Hotelling in 1947 (more from NIST) introduced the T^2 statistic which is a scalar that combines the information about the distribution of samples in several measurement dimensions. This statistic can be thought of as the multivariate extension of Student’s t-statistic. The expression for the statistic can be given in terms of the vector value of the mean, \bf{m}, observations \bf{X} and inverse covariance matrix \bf{S}^{-1}: T^2 = c( \bf{X-m’} ) \bf{S}^{-1} ( \bf{X-m} ) \, .

By taking into account the correlation of multiple variables practitioners can more effectively control the rates of false positive and false negative alerts in multivariate systems.

#Industrial Systems are A Great Frontier for Data Scientists and Knowledge Exchange

People in lots of different domains are recognizing the value of data and the opportunities present to work in a data driven fashion. In particular to value of data that is being recorded can be surfaced to use historical data to support real time actions and decision making. This bottom up approach of understanding engineered systems based on the data is made more powerful from the availability of low-cost computation and storage, the advancement in computational statistical methodologies, and the improvement in engineering understanding of how to handle data among the workforce.

With a sufficient degree of abstraction a lot of the challenges faced by a network operations engineer, or a site reliability engineering are very similar to those faced by someone monitoring and administering an industrial process. However, there exists a gap in familiarity with the specifics of the problems faced in each domain. This presents an ample opportunity to cross fertilize ideas from multiple previously isolated communities.

It is unlikely the industrial, manufacturing, or chemical engineers will know about columnar data stores, and distributed in memory computation, but traditional big data engineers will have a hard time selling to the chemical manufacturing industry because they don’t understand the problems, and don’t understand the kinds of data and control systems that are already embedded. I expect big advances, and some large enterprises to be formed around this intersection.
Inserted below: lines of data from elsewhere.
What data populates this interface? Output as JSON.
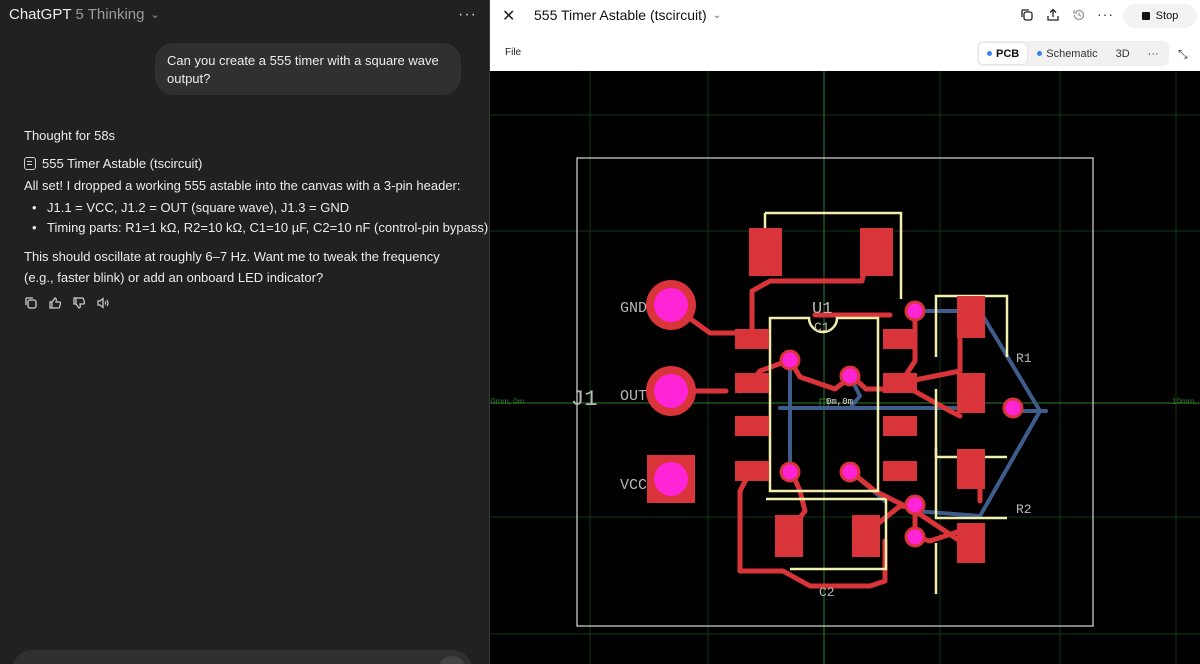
{
  "chat": {
    "model_name": "ChatGPT",
    "model_variant": "5 Thinking",
    "user_message": "Can you create a 555 timer with a square wave output?",
    "thought_label": "Thought for 58s",
    "canvas_link": "555 Timer Astable (tscircuit)",
    "intro": "All set! I dropped a working 555 astable into the canvas with a 3-pin header:",
    "bullets": [
      "J1.1 = VCC, J1.2 = OUT (square wave), J1.3 = GND",
      "Timing parts: R1=1 kΩ, R2=10 kΩ, C1=10 µF, C2=10 nF (control-pin bypass)"
    ],
    "closing": "This should oscillate at roughly 6–7 Hz. Want me to tweak the frequency (e.g., faster blink) or add an onboard LED indicator?"
  },
  "canvas": {
    "title": "555 Timer Astable (tscircuit)",
    "stop_label": "Stop",
    "file_menu": "File",
    "tabs": [
      {
        "label": "PCB",
        "active": true,
        "dot": true
      },
      {
        "label": "Schematic",
        "active": false,
        "dot": true
      },
      {
        "label": "3D",
        "active": false,
        "dot": false
      },
      {
        "label": "···",
        "active": false,
        "dot": false
      }
    ]
  },
  "pcb": {
    "labels": {
      "j1": "J1",
      "gnd": "GND",
      "out": "OUT",
      "vcc": "VCC",
      "u1": "U1",
      "c1": "C1",
      "r1": "R1",
      "r2": "R2",
      "c2": "C2",
      "origin": "0m,0m",
      "left_axis": "0mm, 0m",
      "right_axis": "10mm,"
    },
    "colors": {
      "background": "#000000",
      "pad": "#d9343a",
      "via": "#ff24d6",
      "top_trace": "#d9343a",
      "bottom_trace": "#3f5d8c",
      "silkscreen": "#f2eeae",
      "board_outline": "#ffffff",
      "grid": "#0f3a0f"
    }
  }
}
  1. Wang, Xue Z. Data mining and knowledge discovery for process monitoring and control. Springer Science & Business Media, 1999.